Task brief: Scan the entries for the word "heading", and copy every line where it appears.

Data:
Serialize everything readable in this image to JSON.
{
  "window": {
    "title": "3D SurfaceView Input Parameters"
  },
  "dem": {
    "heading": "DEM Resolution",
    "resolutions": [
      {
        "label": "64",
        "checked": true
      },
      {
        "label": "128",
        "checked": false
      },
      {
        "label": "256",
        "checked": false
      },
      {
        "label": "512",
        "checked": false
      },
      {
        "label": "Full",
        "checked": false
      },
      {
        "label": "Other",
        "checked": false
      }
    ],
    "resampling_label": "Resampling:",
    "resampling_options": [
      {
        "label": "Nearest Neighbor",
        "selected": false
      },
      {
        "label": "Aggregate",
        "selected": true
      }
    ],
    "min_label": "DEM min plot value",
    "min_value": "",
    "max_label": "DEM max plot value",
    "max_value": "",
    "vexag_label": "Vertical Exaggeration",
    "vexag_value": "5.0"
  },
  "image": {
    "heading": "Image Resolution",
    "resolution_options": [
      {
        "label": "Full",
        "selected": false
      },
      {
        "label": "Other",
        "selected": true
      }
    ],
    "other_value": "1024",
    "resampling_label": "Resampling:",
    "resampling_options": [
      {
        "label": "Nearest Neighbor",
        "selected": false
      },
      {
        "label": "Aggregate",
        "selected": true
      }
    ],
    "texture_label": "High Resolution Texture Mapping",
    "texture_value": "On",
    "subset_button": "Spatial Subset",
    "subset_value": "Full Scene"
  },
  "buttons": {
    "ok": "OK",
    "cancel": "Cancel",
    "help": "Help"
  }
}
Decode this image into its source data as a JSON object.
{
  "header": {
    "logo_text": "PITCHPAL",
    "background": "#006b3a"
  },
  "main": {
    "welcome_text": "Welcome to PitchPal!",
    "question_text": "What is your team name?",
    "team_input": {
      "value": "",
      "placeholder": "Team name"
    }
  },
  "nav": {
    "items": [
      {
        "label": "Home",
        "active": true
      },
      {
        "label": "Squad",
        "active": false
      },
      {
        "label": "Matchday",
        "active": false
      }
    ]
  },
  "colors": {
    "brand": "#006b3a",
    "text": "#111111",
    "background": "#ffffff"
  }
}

Response to the task:
    "heading": "DEM Resolution",
    "heading": "Image Resolution",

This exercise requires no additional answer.